**DESCRIPTION OF THE TASK**
Every entry below should be written out exactly, and no image should appear.

**DATA SUPPLIED**
—————

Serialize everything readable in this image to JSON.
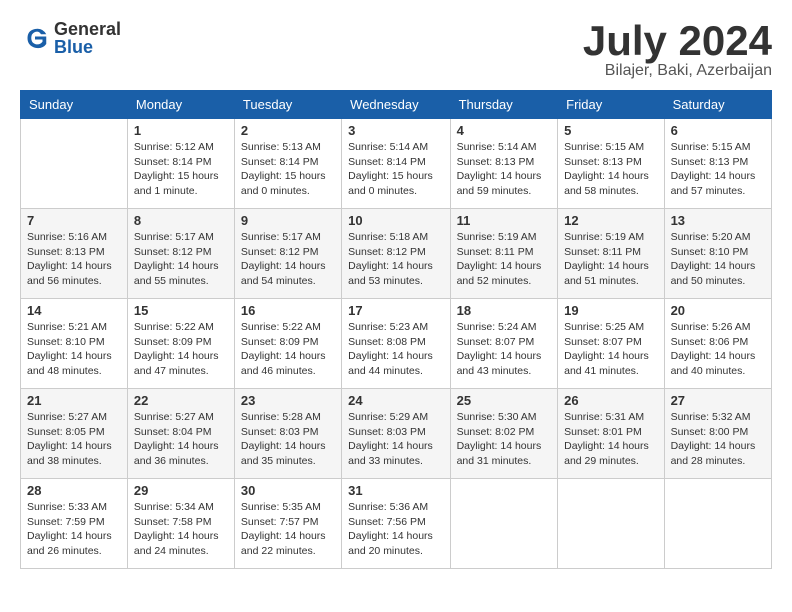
{
  "header": {
    "logo_general": "General",
    "logo_blue": "Blue",
    "month_title": "July 2024",
    "location": "Bilajer, Baki, Azerbaijan"
  },
  "calendar": {
    "days_of_week": [
      "Sunday",
      "Monday",
      "Tuesday",
      "Wednesday",
      "Thursday",
      "Friday",
      "Saturday"
    ],
    "weeks": [
      [
        {
          "day": "",
          "info": ""
        },
        {
          "day": "1",
          "info": "Sunrise: 5:12 AM\nSunset: 8:14 PM\nDaylight: 15 hours\nand 1 minute."
        },
        {
          "day": "2",
          "info": "Sunrise: 5:13 AM\nSunset: 8:14 PM\nDaylight: 15 hours\nand 0 minutes."
        },
        {
          "day": "3",
          "info": "Sunrise: 5:14 AM\nSunset: 8:14 PM\nDaylight: 15 hours\nand 0 minutes."
        },
        {
          "day": "4",
          "info": "Sunrise: 5:14 AM\nSunset: 8:13 PM\nDaylight: 14 hours\nand 59 minutes."
        },
        {
          "day": "5",
          "info": "Sunrise: 5:15 AM\nSunset: 8:13 PM\nDaylight: 14 hours\nand 58 minutes."
        },
        {
          "day": "6",
          "info": "Sunrise: 5:15 AM\nSunset: 8:13 PM\nDaylight: 14 hours\nand 57 minutes."
        }
      ],
      [
        {
          "day": "7",
          "info": "Sunrise: 5:16 AM\nSunset: 8:13 PM\nDaylight: 14 hours\nand 56 minutes."
        },
        {
          "day": "8",
          "info": "Sunrise: 5:17 AM\nSunset: 8:12 PM\nDaylight: 14 hours\nand 55 minutes."
        },
        {
          "day": "9",
          "info": "Sunrise: 5:17 AM\nSunset: 8:12 PM\nDaylight: 14 hours\nand 54 minutes."
        },
        {
          "day": "10",
          "info": "Sunrise: 5:18 AM\nSunset: 8:12 PM\nDaylight: 14 hours\nand 53 minutes."
        },
        {
          "day": "11",
          "info": "Sunrise: 5:19 AM\nSunset: 8:11 PM\nDaylight: 14 hours\nand 52 minutes."
        },
        {
          "day": "12",
          "info": "Sunrise: 5:19 AM\nSunset: 8:11 PM\nDaylight: 14 hours\nand 51 minutes."
        },
        {
          "day": "13",
          "info": "Sunrise: 5:20 AM\nSunset: 8:10 PM\nDaylight: 14 hours\nand 50 minutes."
        }
      ],
      [
        {
          "day": "14",
          "info": "Sunrise: 5:21 AM\nSunset: 8:10 PM\nDaylight: 14 hours\nand 48 minutes."
        },
        {
          "day": "15",
          "info": "Sunrise: 5:22 AM\nSunset: 8:09 PM\nDaylight: 14 hours\nand 47 minutes."
        },
        {
          "day": "16",
          "info": "Sunrise: 5:22 AM\nSunset: 8:09 PM\nDaylight: 14 hours\nand 46 minutes."
        },
        {
          "day": "17",
          "info": "Sunrise: 5:23 AM\nSunset: 8:08 PM\nDaylight: 14 hours\nand 44 minutes."
        },
        {
          "day": "18",
          "info": "Sunrise: 5:24 AM\nSunset: 8:07 PM\nDaylight: 14 hours\nand 43 minutes."
        },
        {
          "day": "19",
          "info": "Sunrise: 5:25 AM\nSunset: 8:07 PM\nDaylight: 14 hours\nand 41 minutes."
        },
        {
          "day": "20",
          "info": "Sunrise: 5:26 AM\nSunset: 8:06 PM\nDaylight: 14 hours\nand 40 minutes."
        }
      ],
      [
        {
          "day": "21",
          "info": "Sunrise: 5:27 AM\nSunset: 8:05 PM\nDaylight: 14 hours\nand 38 minutes."
        },
        {
          "day": "22",
          "info": "Sunrise: 5:27 AM\nSunset: 8:04 PM\nDaylight: 14 hours\nand 36 minutes."
        },
        {
          "day": "23",
          "info": "Sunrise: 5:28 AM\nSunset: 8:03 PM\nDaylight: 14 hours\nand 35 minutes."
        },
        {
          "day": "24",
          "info": "Sunrise: 5:29 AM\nSunset: 8:03 PM\nDaylight: 14 hours\nand 33 minutes."
        },
        {
          "day": "25",
          "info": "Sunrise: 5:30 AM\nSunset: 8:02 PM\nDaylight: 14 hours\nand 31 minutes."
        },
        {
          "day": "26",
          "info": "Sunrise: 5:31 AM\nSunset: 8:01 PM\nDaylight: 14 hours\nand 29 minutes."
        },
        {
          "day": "27",
          "info": "Sunrise: 5:32 AM\nSunset: 8:00 PM\nDaylight: 14 hours\nand 28 minutes."
        }
      ],
      [
        {
          "day": "28",
          "info": "Sunrise: 5:33 AM\nSunset: 7:59 PM\nDaylight: 14 hours\nand 26 minutes."
        },
        {
          "day": "29",
          "info": "Sunrise: 5:34 AM\nSunset: 7:58 PM\nDaylight: 14 hours\nand 24 minutes."
        },
        {
          "day": "30",
          "info": "Sunrise: 5:35 AM\nSunset: 7:57 PM\nDaylight: 14 hours\nand 22 minutes."
        },
        {
          "day": "31",
          "info": "Sunrise: 5:36 AM\nSunset: 7:56 PM\nDaylight: 14 hours\nand 20 minutes."
        },
        {
          "day": "",
          "info": ""
        },
        {
          "day": "",
          "info": ""
        },
        {
          "day": "",
          "info": ""
        }
      ]
    ]
  }
}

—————

**YOUR RESPONSE**
Serialize everything readable in this image to JSON.
{
  "header": {
    "logo_general": "General",
    "logo_blue": "Blue",
    "month_title": "July 2024",
    "location": "Bilajer, Baki, Azerbaijan"
  },
  "calendar": {
    "days_of_week": [
      "Sunday",
      "Monday",
      "Tuesday",
      "Wednesday",
      "Thursday",
      "Friday",
      "Saturday"
    ],
    "weeks": [
      [
        {
          "day": "",
          "info": ""
        },
        {
          "day": "1",
          "info": "Sunrise: 5:12 AM\nSunset: 8:14 PM\nDaylight: 15 hours\nand 1 minute."
        },
        {
          "day": "2",
          "info": "Sunrise: 5:13 AM\nSunset: 8:14 PM\nDaylight: 15 hours\nand 0 minutes."
        },
        {
          "day": "3",
          "info": "Sunrise: 5:14 AM\nSunset: 8:14 PM\nDaylight: 15 hours\nand 0 minutes."
        },
        {
          "day": "4",
          "info": "Sunrise: 5:14 AM\nSunset: 8:13 PM\nDaylight: 14 hours\nand 59 minutes."
        },
        {
          "day": "5",
          "info": "Sunrise: 5:15 AM\nSunset: 8:13 PM\nDaylight: 14 hours\nand 58 minutes."
        },
        {
          "day": "6",
          "info": "Sunrise: 5:15 AM\nSunset: 8:13 PM\nDaylight: 14 hours\nand 57 minutes."
        }
      ],
      [
        {
          "day": "7",
          "info": "Sunrise: 5:16 AM\nSunset: 8:13 PM\nDaylight: 14 hours\nand 56 minutes."
        },
        {
          "day": "8",
          "info": "Sunrise: 5:17 AM\nSunset: 8:12 PM\nDaylight: 14 hours\nand 55 minutes."
        },
        {
          "day": "9",
          "info": "Sunrise: 5:17 AM\nSunset: 8:12 PM\nDaylight: 14 hours\nand 54 minutes."
        },
        {
          "day": "10",
          "info": "Sunrise: 5:18 AM\nSunset: 8:12 PM\nDaylight: 14 hours\nand 53 minutes."
        },
        {
          "day": "11",
          "info": "Sunrise: 5:19 AM\nSunset: 8:11 PM\nDaylight: 14 hours\nand 52 minutes."
        },
        {
          "day": "12",
          "info": "Sunrise: 5:19 AM\nSunset: 8:11 PM\nDaylight: 14 hours\nand 51 minutes."
        },
        {
          "day": "13",
          "info": "Sunrise: 5:20 AM\nSunset: 8:10 PM\nDaylight: 14 hours\nand 50 minutes."
        }
      ],
      [
        {
          "day": "14",
          "info": "Sunrise: 5:21 AM\nSunset: 8:10 PM\nDaylight: 14 hours\nand 48 minutes."
        },
        {
          "day": "15",
          "info": "Sunrise: 5:22 AM\nSunset: 8:09 PM\nDaylight: 14 hours\nand 47 minutes."
        },
        {
          "day": "16",
          "info": "Sunrise: 5:22 AM\nSunset: 8:09 PM\nDaylight: 14 hours\nand 46 minutes."
        },
        {
          "day": "17",
          "info": "Sunrise: 5:23 AM\nSunset: 8:08 PM\nDaylight: 14 hours\nand 44 minutes."
        },
        {
          "day": "18",
          "info": "Sunrise: 5:24 AM\nSunset: 8:07 PM\nDaylight: 14 hours\nand 43 minutes."
        },
        {
          "day": "19",
          "info": "Sunrise: 5:25 AM\nSunset: 8:07 PM\nDaylight: 14 hours\nand 41 minutes."
        },
        {
          "day": "20",
          "info": "Sunrise: 5:26 AM\nSunset: 8:06 PM\nDaylight: 14 hours\nand 40 minutes."
        }
      ],
      [
        {
          "day": "21",
          "info": "Sunrise: 5:27 AM\nSunset: 8:05 PM\nDaylight: 14 hours\nand 38 minutes."
        },
        {
          "day": "22",
          "info": "Sunrise: 5:27 AM\nSunset: 8:04 PM\nDaylight: 14 hours\nand 36 minutes."
        },
        {
          "day": "23",
          "info": "Sunrise: 5:28 AM\nSunset: 8:03 PM\nDaylight: 14 hours\nand 35 minutes."
        },
        {
          "day": "24",
          "info": "Sunrise: 5:29 AM\nSunset: 8:03 PM\nDaylight: 14 hours\nand 33 minutes."
        },
        {
          "day": "25",
          "info": "Sunrise: 5:30 AM\nSunset: 8:02 PM\nDaylight: 14 hours\nand 31 minutes."
        },
        {
          "day": "26",
          "info": "Sunrise: 5:31 AM\nSunset: 8:01 PM\nDaylight: 14 hours\nand 29 minutes."
        },
        {
          "day": "27",
          "info": "Sunrise: 5:32 AM\nSunset: 8:00 PM\nDaylight: 14 hours\nand 28 minutes."
        }
      ],
      [
        {
          "day": "28",
          "info": "Sunrise: 5:33 AM\nSunset: 7:59 PM\nDaylight: 14 hours\nand 26 minutes."
        },
        {
          "day": "29",
          "info": "Sunrise: 5:34 AM\nSunset: 7:58 PM\nDaylight: 14 hours\nand 24 minutes."
        },
        {
          "day": "30",
          "info": "Sunrise: 5:35 AM\nSunset: 7:57 PM\nDaylight: 14 hours\nand 22 minutes."
        },
        {
          "day": "31",
          "info": "Sunrise: 5:36 AM\nSunset: 7:56 PM\nDaylight: 14 hours\nand 20 minutes."
        },
        {
          "day": "",
          "info": ""
        },
        {
          "day": "",
          "info": ""
        },
        {
          "day": "",
          "info": ""
        }
      ]
    ]
  }
}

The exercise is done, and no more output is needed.